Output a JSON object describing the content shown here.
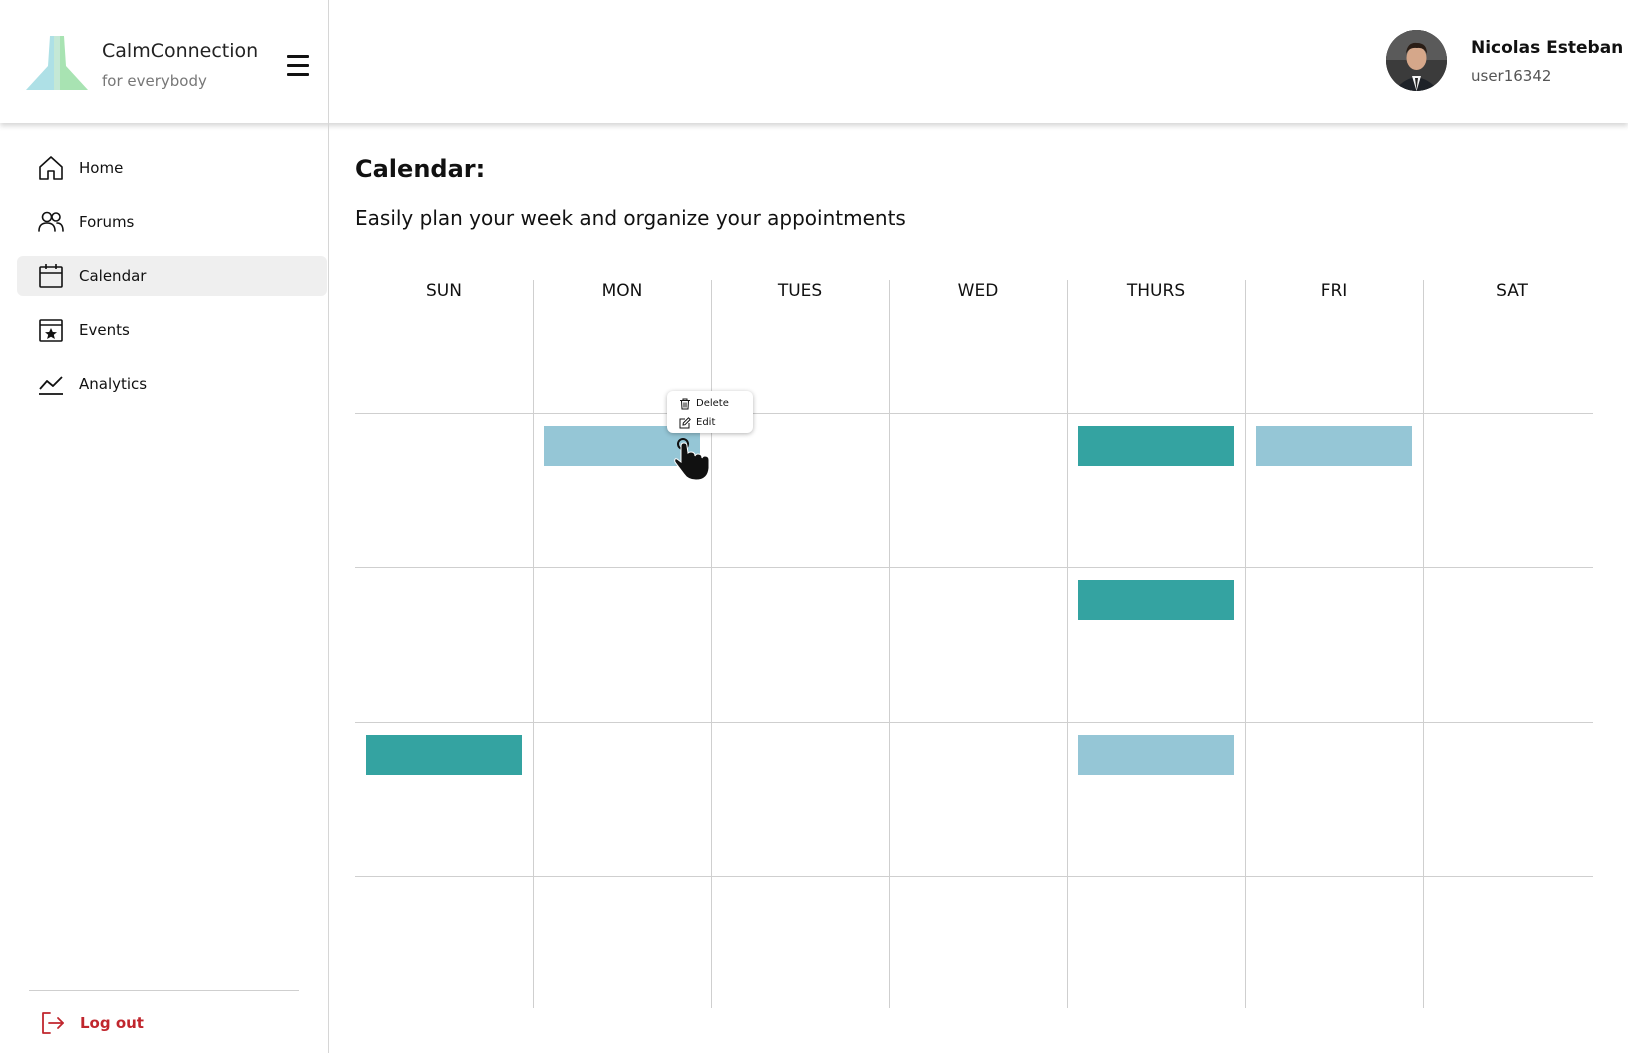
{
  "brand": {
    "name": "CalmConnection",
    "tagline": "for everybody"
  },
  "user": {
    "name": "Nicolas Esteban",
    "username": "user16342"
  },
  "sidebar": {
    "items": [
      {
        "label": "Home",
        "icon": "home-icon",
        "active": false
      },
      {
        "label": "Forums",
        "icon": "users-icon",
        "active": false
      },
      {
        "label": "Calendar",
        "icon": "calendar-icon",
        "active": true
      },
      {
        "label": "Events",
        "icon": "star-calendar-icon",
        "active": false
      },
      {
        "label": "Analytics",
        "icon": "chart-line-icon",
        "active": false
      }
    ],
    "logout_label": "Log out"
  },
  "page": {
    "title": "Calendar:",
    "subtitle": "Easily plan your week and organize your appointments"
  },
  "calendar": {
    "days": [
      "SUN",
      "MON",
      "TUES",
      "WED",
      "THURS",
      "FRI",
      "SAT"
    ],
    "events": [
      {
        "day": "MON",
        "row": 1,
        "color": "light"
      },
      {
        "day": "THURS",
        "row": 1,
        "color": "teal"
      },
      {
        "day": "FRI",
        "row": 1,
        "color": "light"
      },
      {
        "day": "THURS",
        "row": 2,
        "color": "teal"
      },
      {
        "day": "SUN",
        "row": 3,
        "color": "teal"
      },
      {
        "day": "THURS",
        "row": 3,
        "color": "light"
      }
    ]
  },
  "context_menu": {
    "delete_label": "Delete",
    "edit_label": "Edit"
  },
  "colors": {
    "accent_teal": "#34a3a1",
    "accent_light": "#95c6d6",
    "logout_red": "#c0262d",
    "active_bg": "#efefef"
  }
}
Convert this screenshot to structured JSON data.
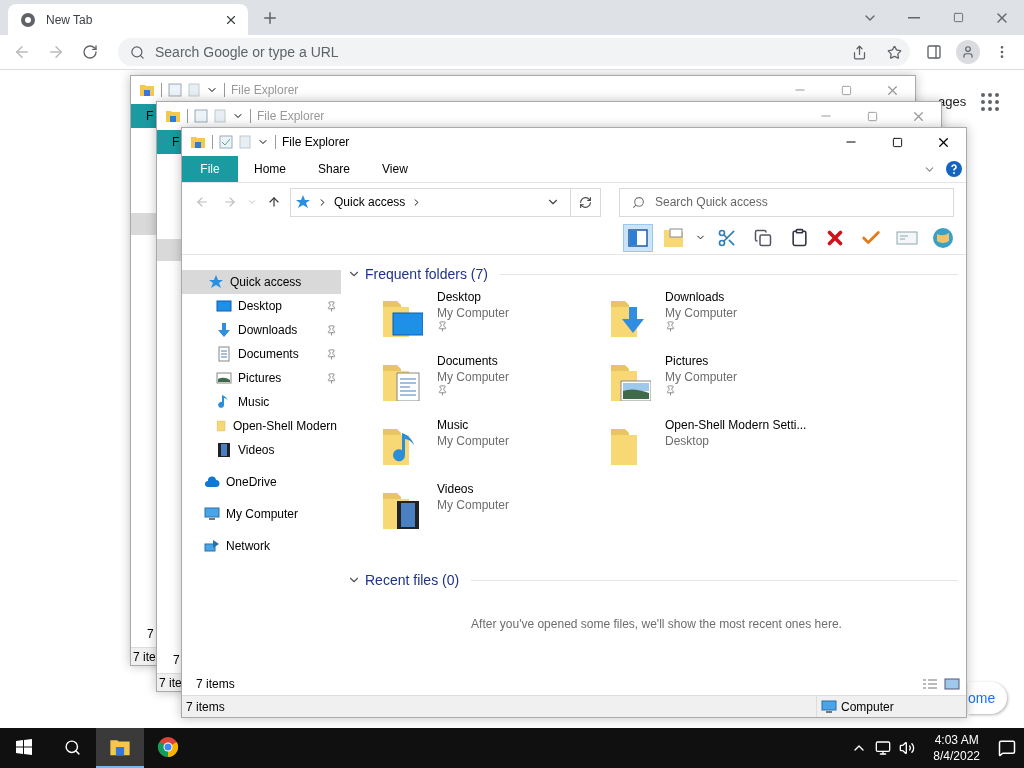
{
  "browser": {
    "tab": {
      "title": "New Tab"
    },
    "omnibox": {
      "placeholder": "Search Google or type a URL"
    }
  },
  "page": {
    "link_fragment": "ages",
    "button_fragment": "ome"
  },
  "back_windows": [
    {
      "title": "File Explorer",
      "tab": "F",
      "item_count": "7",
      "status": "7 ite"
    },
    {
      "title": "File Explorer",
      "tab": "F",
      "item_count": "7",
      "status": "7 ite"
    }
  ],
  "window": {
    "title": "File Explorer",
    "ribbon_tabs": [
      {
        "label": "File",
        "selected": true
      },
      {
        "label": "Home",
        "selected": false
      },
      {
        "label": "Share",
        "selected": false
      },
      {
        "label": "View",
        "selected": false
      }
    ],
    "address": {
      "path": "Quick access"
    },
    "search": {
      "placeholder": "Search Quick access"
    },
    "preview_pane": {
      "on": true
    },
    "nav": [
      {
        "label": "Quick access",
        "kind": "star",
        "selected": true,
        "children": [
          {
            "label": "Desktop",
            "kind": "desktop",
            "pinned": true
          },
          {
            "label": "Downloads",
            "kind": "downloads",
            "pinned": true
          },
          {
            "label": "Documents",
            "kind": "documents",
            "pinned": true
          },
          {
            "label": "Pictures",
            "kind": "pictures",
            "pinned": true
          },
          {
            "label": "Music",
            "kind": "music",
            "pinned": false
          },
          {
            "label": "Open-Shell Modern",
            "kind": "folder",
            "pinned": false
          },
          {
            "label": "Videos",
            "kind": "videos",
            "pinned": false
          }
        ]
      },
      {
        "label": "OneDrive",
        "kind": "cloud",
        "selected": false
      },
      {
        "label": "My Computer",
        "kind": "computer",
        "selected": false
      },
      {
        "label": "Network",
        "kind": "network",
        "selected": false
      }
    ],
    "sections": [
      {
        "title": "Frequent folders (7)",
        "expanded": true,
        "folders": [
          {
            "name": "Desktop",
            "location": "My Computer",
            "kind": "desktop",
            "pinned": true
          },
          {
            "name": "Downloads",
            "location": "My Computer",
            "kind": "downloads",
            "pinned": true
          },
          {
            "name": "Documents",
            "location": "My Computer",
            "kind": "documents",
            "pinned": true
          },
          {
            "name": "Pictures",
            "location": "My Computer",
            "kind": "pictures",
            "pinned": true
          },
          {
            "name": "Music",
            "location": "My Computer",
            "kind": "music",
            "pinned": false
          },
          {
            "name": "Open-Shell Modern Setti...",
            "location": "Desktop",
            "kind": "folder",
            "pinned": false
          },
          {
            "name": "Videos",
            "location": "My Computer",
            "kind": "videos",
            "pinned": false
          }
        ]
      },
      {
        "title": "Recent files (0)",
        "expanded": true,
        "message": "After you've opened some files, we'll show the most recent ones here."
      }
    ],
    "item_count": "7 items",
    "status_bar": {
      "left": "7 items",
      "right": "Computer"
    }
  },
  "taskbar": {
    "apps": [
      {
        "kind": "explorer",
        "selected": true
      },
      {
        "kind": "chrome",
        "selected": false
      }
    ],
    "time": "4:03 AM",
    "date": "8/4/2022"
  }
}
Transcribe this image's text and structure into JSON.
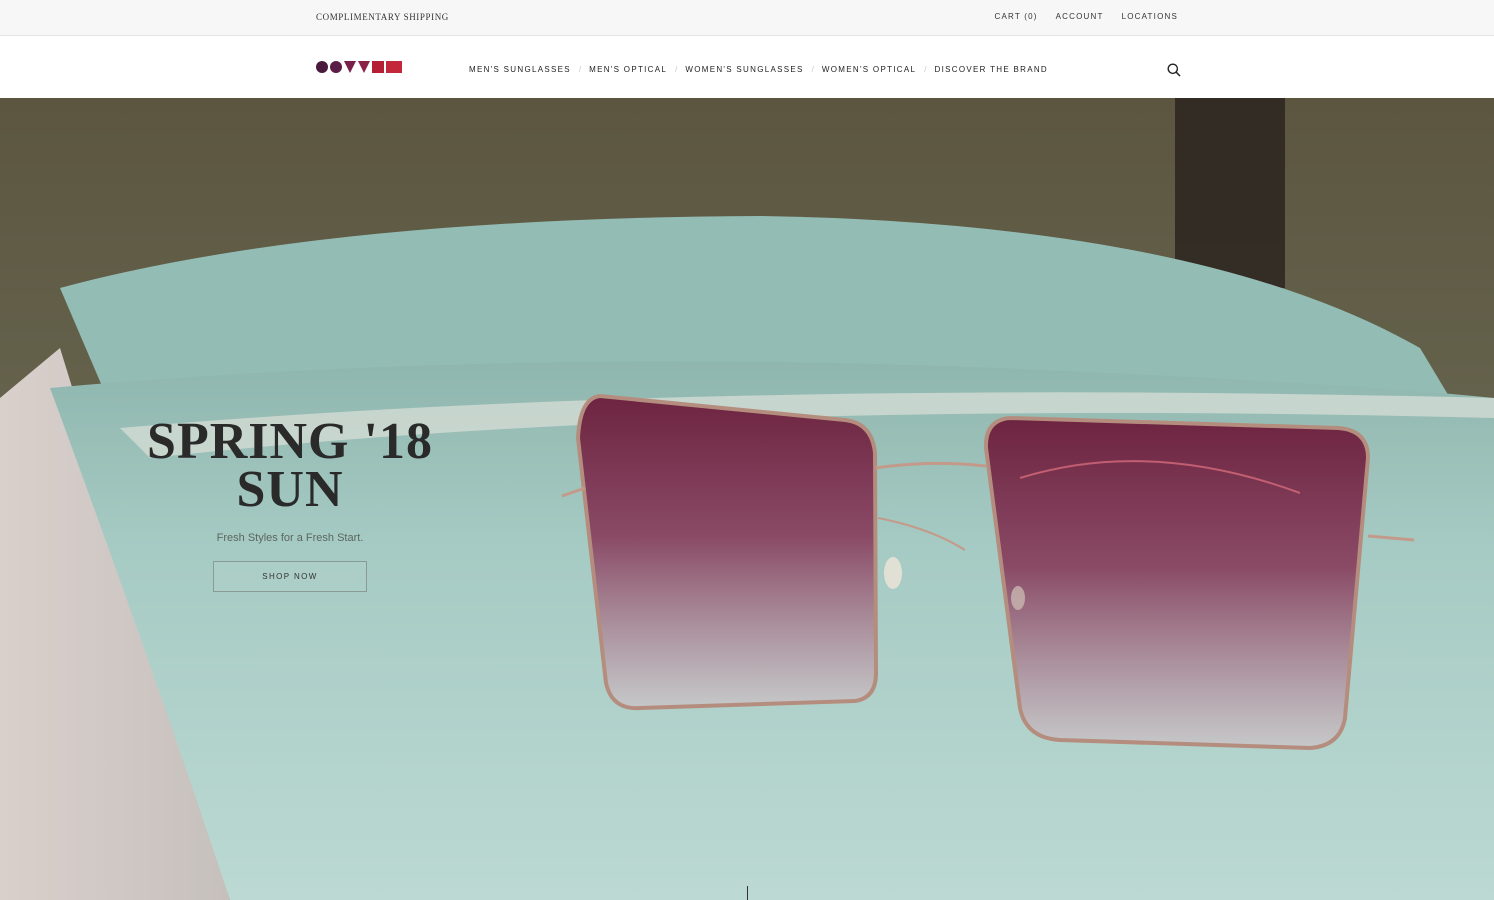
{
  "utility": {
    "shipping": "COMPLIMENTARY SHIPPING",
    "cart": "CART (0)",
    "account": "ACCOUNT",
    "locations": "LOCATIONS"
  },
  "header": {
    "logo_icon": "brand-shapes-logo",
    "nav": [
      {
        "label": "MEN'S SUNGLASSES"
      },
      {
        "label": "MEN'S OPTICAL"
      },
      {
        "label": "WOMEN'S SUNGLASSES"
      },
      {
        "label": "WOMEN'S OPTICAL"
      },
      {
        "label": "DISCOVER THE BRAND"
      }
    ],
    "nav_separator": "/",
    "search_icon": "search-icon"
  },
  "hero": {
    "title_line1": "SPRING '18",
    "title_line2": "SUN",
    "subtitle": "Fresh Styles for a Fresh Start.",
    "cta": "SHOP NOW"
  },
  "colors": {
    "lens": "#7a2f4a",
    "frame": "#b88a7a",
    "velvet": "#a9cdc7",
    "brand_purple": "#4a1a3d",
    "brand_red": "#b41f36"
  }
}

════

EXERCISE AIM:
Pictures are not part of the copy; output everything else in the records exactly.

YOUR RESPONSE:
Output a JSON object describing the content shown here.
{
  "brand": {
    "name": "CalmConnection",
    "tagline": "for everybody"
  },
  "user": {
    "name": "Nicolas Esteban",
    "username": "user16342"
  },
  "sidebar": {
    "items": [
      {
        "label": "Home",
        "icon": "home-icon",
        "active": false
      },
      {
        "label": "Forums",
        "icon": "users-icon",
        "active": false
      },
      {
        "label": "Calendar",
        "icon": "calendar-icon",
        "active": true
      },
      {
        "label": "Events",
        "icon": "star-calendar-icon",
        "active": false
      },
      {
        "label": "Analytics",
        "icon": "chart-line-icon",
        "active": false
      }
    ],
    "logout_label": "Log out"
  },
  "page": {
    "title": "Calendar:",
    "subtitle": "Easily plan your week and organize your appointments"
  },
  "calendar": {
    "days": [
      "SUN",
      "MON",
      "TUES",
      "WED",
      "THURS",
      "FRI",
      "SAT"
    ],
    "events": [
      {
        "day": "MON",
        "row": 1,
        "color": "light"
      },
      {
        "day": "THURS",
        "row": 1,
        "color": "teal"
      },
      {
        "day": "FRI",
        "row": 1,
        "color": "light"
      },
      {
        "day": "THURS",
        "row": 2,
        "color": "teal"
      },
      {
        "day": "SUN",
        "row": 3,
        "color": "teal"
      },
      {
        "day": "THURS",
        "row": 3,
        "color": "light"
      }
    ]
  },
  "context_menu": {
    "delete_label": "Delete",
    "edit_label": "Edit"
  },
  "colors": {
    "accent_teal": "#34a3a1",
    "accent_light": "#95c6d6",
    "logout_red": "#c0262d",
    "active_bg": "#efefef"
  }
}
Convert this screenshot to structured JSON data.
{
  "browser": {
    "tab": {
      "title": "New Tab"
    },
    "omnibox": {
      "placeholder": "Search Google or type a URL"
    }
  },
  "page": {
    "link_fragment": "ages",
    "button_fragment": "ome"
  },
  "back_windows": [
    {
      "title": "File Explorer",
      "tab": "F",
      "item_count": "7",
      "status": "7 ite"
    },
    {
      "title": "File Explorer",
      "tab": "F",
      "item_count": "7",
      "status": "7 ite"
    }
  ],
  "window": {
    "title": "File Explorer",
    "ribbon_tabs": [
      {
        "label": "File",
        "selected": true
      },
      {
        "label": "Home",
        "selected": false
      },
      {
        "label": "Share",
        "selected": false
      },
      {
        "label": "View",
        "selected": false
      }
    ],
    "address": {
      "path": "Quick access"
    },
    "search": {
      "placeholder": "Search Quick access"
    },
    "preview_pane": {
      "on": true
    },
    "nav": [
      {
        "label": "Quick access",
        "kind": "star",
        "selected": true,
        "children": [
          {
            "label": "Desktop",
            "kind": "desktop",
            "pinned": true
          },
          {
            "label": "Downloads",
            "kind": "downloads",
            "pinned": true
          },
          {
            "label": "Documents",
            "kind": "documents",
            "pinned": true
          },
          {
            "label": "Pictures",
            "kind": "pictures",
            "pinned": true
          },
          {
            "label": "Music",
            "kind": "music",
            "pinned": false
          },
          {
            "label": "Open-Shell Modern",
            "kind": "folder",
            "pinned": false
          },
          {
            "label": "Videos",
            "kind": "videos",
            "pinned": false
          }
        ]
      },
      {
        "label": "OneDrive",
        "kind": "cloud",
        "selected": false
      },
      {
        "label": "My Computer",
        "kind": "computer",
        "selected": false
      },
      {
        "label": "Network",
        "kind": "network",
        "selected": false
      }
    ],
    "sections": [
      {
        "title": "Frequent folders (7)",
        "expanded": true,
        "folders": [
          {
            "name": "Desktop",
            "location": "My Computer",
            "kind": "desktop",
            "pinned": true
          },
          {
            "name": "Downloads",
            "location": "My Computer",
            "kind": "downloads",
            "pinned": true
          },
          {
            "name": "Documents",
            "location": "My Computer",
            "kind": "documents",
            "pinned": true
          },
          {
            "name": "Pictures",
            "location": "My Computer",
            "kind": "pictures",
            "pinned": true
          },
          {
            "name": "Music",
            "location": "My Computer",
            "kind": "music",
            "pinned": false
          },
          {
            "name": "Open-Shell Modern Setti...",
            "location": "Desktop",
            "kind": "folder",
            "pinned": false
          },
          {
            "name": "Videos",
            "location": "My Computer",
            "kind": "videos",
            "pinned": false
          }
        ]
      },
      {
        "title": "Recent files (0)",
        "expanded": true,
        "message": "After you've opened some files, we'll show the most recent ones here."
      }
    ],
    "item_count": "7 items",
    "status_bar": {
      "left": "7 items",
      "right": "Computer"
    }
  },
  "taskbar": {
    "apps": [
      {
        "kind": "explorer",
        "selected": true
      },
      {
        "kind": "chrome",
        "selected": false
      }
    ],
    "time": "4:03 AM",
    "date": "8/4/2022"
  }
}
Transcribe this image's text and structure into JSON.
{
  "utility": {
    "shipping": "COMPLIMENTARY SHIPPING",
    "cart": "CART (0)",
    "account": "ACCOUNT",
    "locations": "LOCATIONS"
  },
  "header": {
    "logo_icon": "brand-shapes-logo",
    "nav": [
      {
        "label": "MEN'S SUNGLASSES"
      },
      {
        "label": "MEN'S OPTICAL"
      },
      {
        "label": "WOMEN'S SUNGLASSES"
      },
      {
        "label": "WOMEN'S OPTICAL"
      },
      {
        "label": "DISCOVER THE BRAND"
      }
    ],
    "nav_separator": "/",
    "search_icon": "search-icon"
  },
  "hero": {
    "title_line1": "SPRING '18",
    "title_line2": "SUN",
    "subtitle": "Fresh Styles for a Fresh Start.",
    "cta": "SHOP NOW"
  },
  "colors": {
    "lens": "#7a2f4a",
    "frame": "#b88a7a",
    "velvet": "#a9cdc7",
    "brand_purple": "#4a1a3d",
    "brand_red": "#b41f36"
  }
}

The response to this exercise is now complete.